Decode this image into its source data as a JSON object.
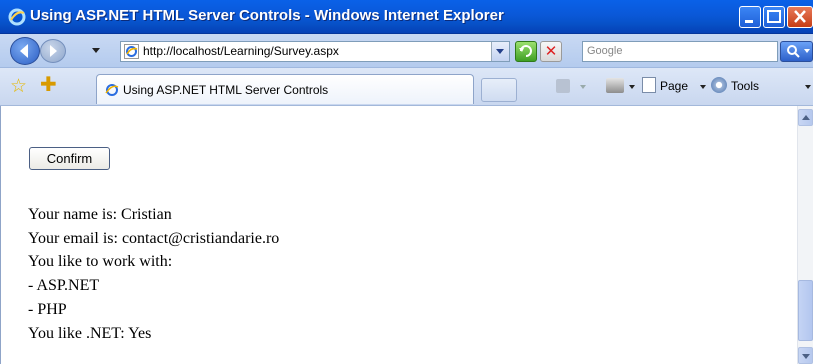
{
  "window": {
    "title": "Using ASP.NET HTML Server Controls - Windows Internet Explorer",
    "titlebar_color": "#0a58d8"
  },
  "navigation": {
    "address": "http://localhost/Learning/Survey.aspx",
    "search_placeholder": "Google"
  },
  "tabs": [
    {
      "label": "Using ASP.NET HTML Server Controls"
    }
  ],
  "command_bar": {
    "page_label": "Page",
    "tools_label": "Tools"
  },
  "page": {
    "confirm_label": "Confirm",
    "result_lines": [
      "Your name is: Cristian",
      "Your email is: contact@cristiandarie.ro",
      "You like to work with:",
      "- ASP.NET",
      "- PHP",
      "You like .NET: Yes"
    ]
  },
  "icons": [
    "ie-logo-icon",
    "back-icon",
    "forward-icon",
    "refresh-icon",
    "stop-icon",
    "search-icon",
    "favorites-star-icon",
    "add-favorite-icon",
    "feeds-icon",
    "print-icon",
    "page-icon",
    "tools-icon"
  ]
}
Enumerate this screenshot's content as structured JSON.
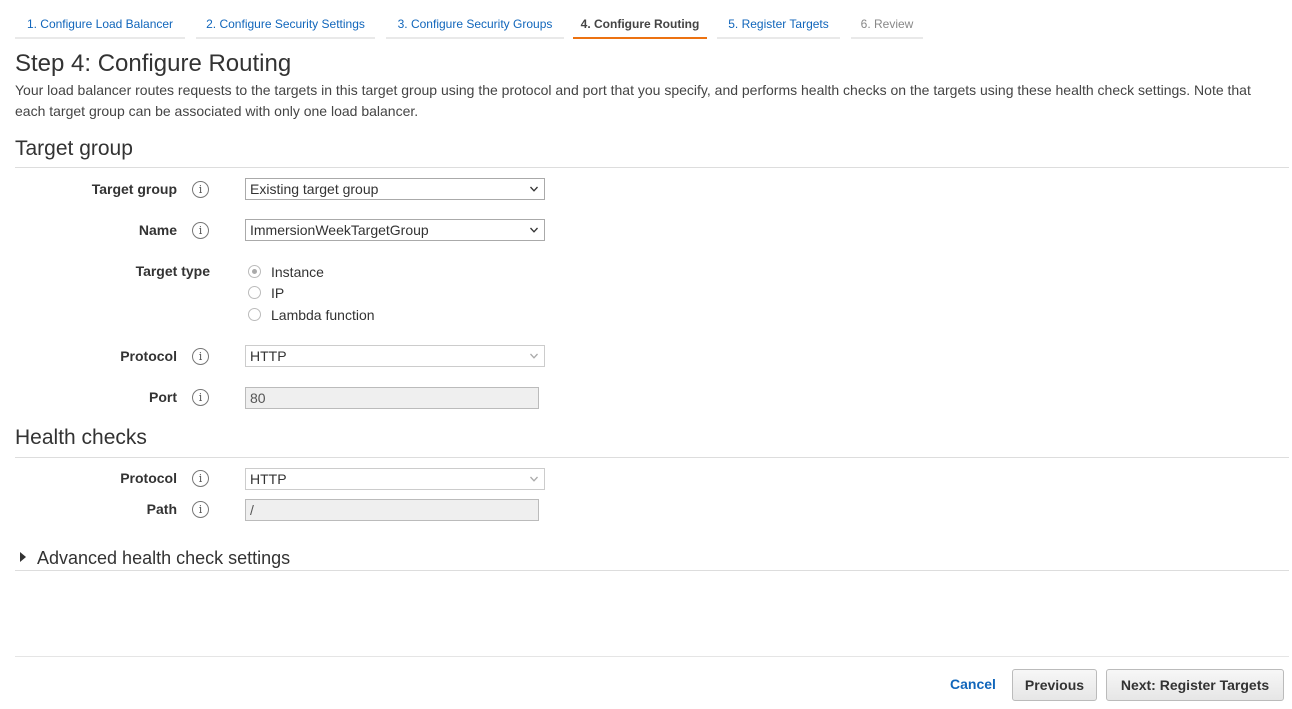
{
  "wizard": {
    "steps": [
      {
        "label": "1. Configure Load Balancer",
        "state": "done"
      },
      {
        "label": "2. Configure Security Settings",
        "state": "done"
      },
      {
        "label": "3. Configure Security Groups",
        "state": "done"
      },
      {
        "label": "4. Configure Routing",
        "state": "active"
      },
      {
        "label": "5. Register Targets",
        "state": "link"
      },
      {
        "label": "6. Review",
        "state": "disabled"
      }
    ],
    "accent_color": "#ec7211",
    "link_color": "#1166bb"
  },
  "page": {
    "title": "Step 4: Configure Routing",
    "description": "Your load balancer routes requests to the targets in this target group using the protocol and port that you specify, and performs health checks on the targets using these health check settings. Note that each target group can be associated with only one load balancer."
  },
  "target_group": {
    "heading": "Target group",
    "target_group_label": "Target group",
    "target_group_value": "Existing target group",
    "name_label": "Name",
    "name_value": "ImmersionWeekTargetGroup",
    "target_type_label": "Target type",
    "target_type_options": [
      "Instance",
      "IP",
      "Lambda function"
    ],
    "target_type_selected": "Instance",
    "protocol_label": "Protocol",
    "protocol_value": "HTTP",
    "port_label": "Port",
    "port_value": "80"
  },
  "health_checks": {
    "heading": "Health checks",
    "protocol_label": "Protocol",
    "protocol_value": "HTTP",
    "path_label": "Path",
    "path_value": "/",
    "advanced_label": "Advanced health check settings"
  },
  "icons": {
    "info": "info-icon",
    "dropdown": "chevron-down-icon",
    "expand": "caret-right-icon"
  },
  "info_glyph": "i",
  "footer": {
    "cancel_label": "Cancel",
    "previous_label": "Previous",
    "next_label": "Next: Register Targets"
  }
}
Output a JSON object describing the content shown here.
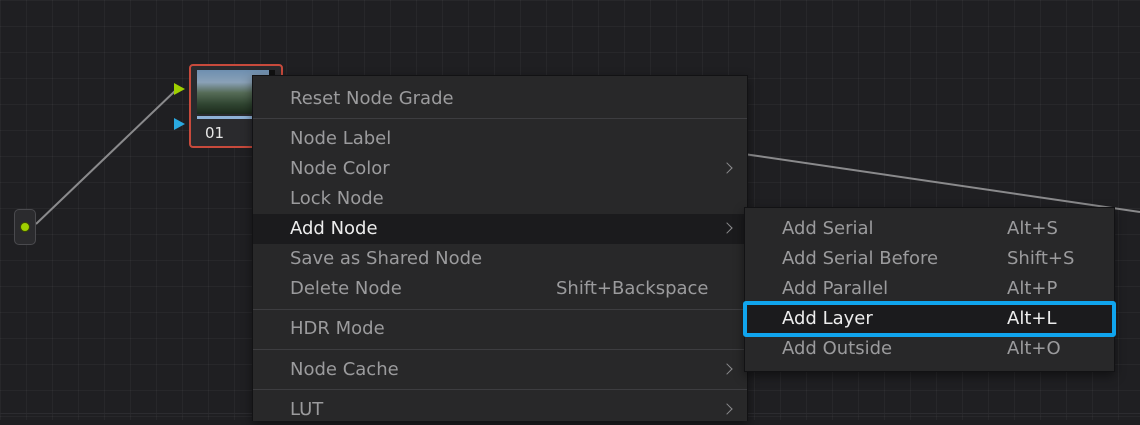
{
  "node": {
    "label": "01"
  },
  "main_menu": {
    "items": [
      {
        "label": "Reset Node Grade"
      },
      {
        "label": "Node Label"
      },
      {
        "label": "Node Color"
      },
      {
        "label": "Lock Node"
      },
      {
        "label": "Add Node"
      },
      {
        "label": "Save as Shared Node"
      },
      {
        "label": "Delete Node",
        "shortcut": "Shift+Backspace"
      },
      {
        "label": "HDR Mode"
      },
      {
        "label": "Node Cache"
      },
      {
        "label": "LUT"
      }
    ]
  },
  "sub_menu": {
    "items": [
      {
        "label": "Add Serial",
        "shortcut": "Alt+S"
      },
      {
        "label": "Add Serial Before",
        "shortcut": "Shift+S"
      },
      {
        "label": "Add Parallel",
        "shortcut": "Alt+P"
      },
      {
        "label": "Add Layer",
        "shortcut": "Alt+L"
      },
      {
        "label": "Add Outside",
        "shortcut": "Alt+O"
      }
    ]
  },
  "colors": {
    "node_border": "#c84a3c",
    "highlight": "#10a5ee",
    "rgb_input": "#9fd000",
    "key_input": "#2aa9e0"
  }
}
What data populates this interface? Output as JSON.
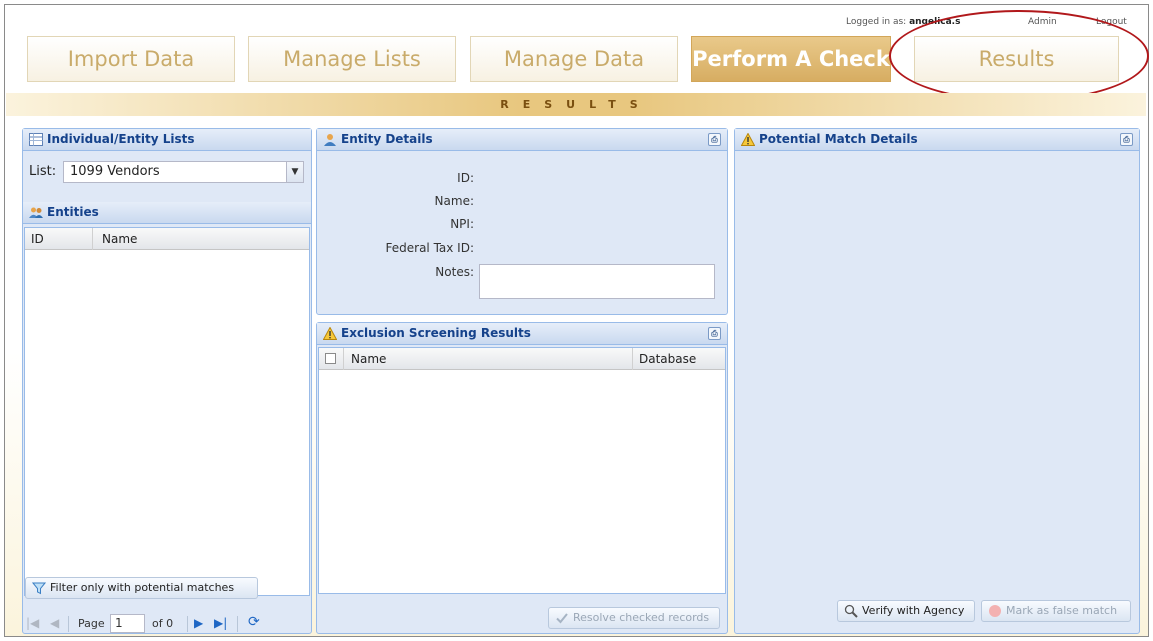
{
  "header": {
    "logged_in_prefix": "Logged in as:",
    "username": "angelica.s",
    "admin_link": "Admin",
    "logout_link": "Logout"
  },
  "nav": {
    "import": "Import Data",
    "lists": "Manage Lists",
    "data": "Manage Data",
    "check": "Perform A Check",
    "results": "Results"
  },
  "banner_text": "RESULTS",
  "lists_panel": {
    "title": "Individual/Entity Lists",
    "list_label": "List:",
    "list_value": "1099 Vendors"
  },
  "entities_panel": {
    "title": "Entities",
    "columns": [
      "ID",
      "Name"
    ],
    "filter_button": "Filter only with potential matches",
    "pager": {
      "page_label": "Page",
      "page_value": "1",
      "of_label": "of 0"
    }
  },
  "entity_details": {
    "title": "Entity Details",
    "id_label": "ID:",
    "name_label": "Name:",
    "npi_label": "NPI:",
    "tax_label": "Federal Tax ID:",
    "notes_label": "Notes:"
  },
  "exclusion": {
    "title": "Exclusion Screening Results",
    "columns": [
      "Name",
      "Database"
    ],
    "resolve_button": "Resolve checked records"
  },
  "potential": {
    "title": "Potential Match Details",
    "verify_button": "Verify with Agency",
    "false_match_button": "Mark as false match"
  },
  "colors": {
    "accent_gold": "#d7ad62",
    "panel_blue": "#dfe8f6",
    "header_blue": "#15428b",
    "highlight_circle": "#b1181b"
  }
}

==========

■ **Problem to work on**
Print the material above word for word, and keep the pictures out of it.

■ **Finished task**
Decode this image into its source data as a JSON object.
{
  "window": {
    "title": "Using ASP.NET HTML Server Controls - Windows Internet Explorer",
    "titlebar_color": "#0a58d8"
  },
  "navigation": {
    "address": "http://localhost/Learning/Survey.aspx",
    "search_placeholder": "Google"
  },
  "tabs": [
    {
      "label": "Using ASP.NET HTML Server Controls"
    }
  ],
  "command_bar": {
    "page_label": "Page",
    "tools_label": "Tools"
  },
  "page": {
    "confirm_label": "Confirm",
    "result_lines": [
      "Your name is: Cristian",
      "Your email is: contact@cristiandarie.ro",
      "You like to work with:",
      "- ASP.NET",
      "- PHP",
      "You like .NET: Yes"
    ]
  },
  "icons": [
    "ie-logo-icon",
    "back-icon",
    "forward-icon",
    "refresh-icon",
    "stop-icon",
    "search-icon",
    "favorites-star-icon",
    "add-favorite-icon",
    "feeds-icon",
    "print-icon",
    "page-icon",
    "tools-icon"
  ]
}
Enumerate this screenshot's content as structured JSON.
{
  "wizard": {
    "steps": [
      {
        "label": "1. Configure Load Balancer",
        "state": "done"
      },
      {
        "label": "2. Configure Security Settings",
        "state": "done"
      },
      {
        "label": "3. Configure Security Groups",
        "state": "done"
      },
      {
        "label": "4. Configure Routing",
        "state": "active"
      },
      {
        "label": "5. Register Targets",
        "state": "link"
      },
      {
        "label": "6. Review",
        "state": "disabled"
      }
    ],
    "accent_color": "#ec7211",
    "link_color": "#1166bb"
  },
  "page": {
    "title": "Step 4: Configure Routing",
    "description": "Your load balancer routes requests to the targets in this target group using the protocol and port that you specify, and performs health checks on the targets using these health check settings. Note that each target group can be associated with only one load balancer."
  },
  "target_group": {
    "heading": "Target group",
    "target_group_label": "Target group",
    "target_group_value": "Existing target group",
    "name_label": "Name",
    "name_value": "ImmersionWeekTargetGroup",
    "target_type_label": "Target type",
    "target_type_options": [
      "Instance",
      "IP",
      "Lambda function"
    ],
    "target_type_selected": "Instance",
    "protocol_label": "Protocol",
    "protocol_value": "HTTP",
    "port_label": "Port",
    "port_value": "80"
  },
  "health_checks": {
    "heading": "Health checks",
    "protocol_label": "Protocol",
    "protocol_value": "HTTP",
    "path_label": "Path",
    "path_value": "/",
    "advanced_label": "Advanced health check settings"
  },
  "icons": {
    "info": "info-icon",
    "dropdown": "chevron-down-icon",
    "expand": "caret-right-icon"
  },
  "info_glyph": "i",
  "footer": {
    "cancel_label": "Cancel",
    "previous_label": "Previous",
    "next_label": "Next: Register Targets"
  }
}
Output a JSON object describing the content shown here.
{
  "node": {
    "label": "01"
  },
  "main_menu": {
    "items": [
      {
        "label": "Reset Node Grade"
      },
      {
        "label": "Node Label"
      },
      {
        "label": "Node Color"
      },
      {
        "label": "Lock Node"
      },
      {
        "label": "Add Node"
      },
      {
        "label": "Save as Shared Node"
      },
      {
        "label": "Delete Node",
        "shortcut": "Shift+Backspace"
      },
      {
        "label": "HDR Mode"
      },
      {
        "label": "Node Cache"
      },
      {
        "label": "LUT"
      }
    ]
  },
  "sub_menu": {
    "items": [
      {
        "label": "Add Serial",
        "shortcut": "Alt+S"
      },
      {
        "label": "Add Serial Before",
        "shortcut": "Shift+S"
      },
      {
        "label": "Add Parallel",
        "shortcut": "Alt+P"
      },
      {
        "label": "Add Layer",
        "shortcut": "Alt+L"
      },
      {
        "label": "Add Outside",
        "shortcut": "Alt+O"
      }
    ]
  },
  "colors": {
    "node_border": "#c84a3c",
    "highlight": "#10a5ee",
    "rgb_input": "#9fd000",
    "key_input": "#2aa9e0"
  }
}
What data populates this interface? Output as JSON.
{
  "header": {
    "logged_in_prefix": "Logged in as:",
    "username": "angelica.s",
    "admin_link": "Admin",
    "logout_link": "Logout"
  },
  "nav": {
    "import": "Import Data",
    "lists": "Manage Lists",
    "data": "Manage Data",
    "check": "Perform A Check",
    "results": "Results"
  },
  "banner_text": "RESULTS",
  "lists_panel": {
    "title": "Individual/Entity Lists",
    "list_label": "List:",
    "list_value": "1099 Vendors"
  },
  "entities_panel": {
    "title": "Entities",
    "columns": [
      "ID",
      "Name"
    ],
    "filter_button": "Filter only with potential matches",
    "pager": {
      "page_label": "Page",
      "page_value": "1",
      "of_label": "of 0"
    }
  },
  "entity_details": {
    "title": "Entity Details",
    "id_label": "ID:",
    "name_label": "Name:",
    "npi_label": "NPI:",
    "tax_label": "Federal Tax ID:",
    "notes_label": "Notes:"
  },
  "exclusion": {
    "title": "Exclusion Screening Results",
    "columns": [
      "Name",
      "Database"
    ],
    "resolve_button": "Resolve checked records"
  },
  "potential": {
    "title": "Potential Match Details",
    "verify_button": "Verify with Agency",
    "false_match_button": "Mark as false match"
  },
  "colors": {
    "accent_gold": "#d7ad62",
    "panel_blue": "#dfe8f6",
    "header_blue": "#15428b",
    "highlight_circle": "#b1181b"
  }
}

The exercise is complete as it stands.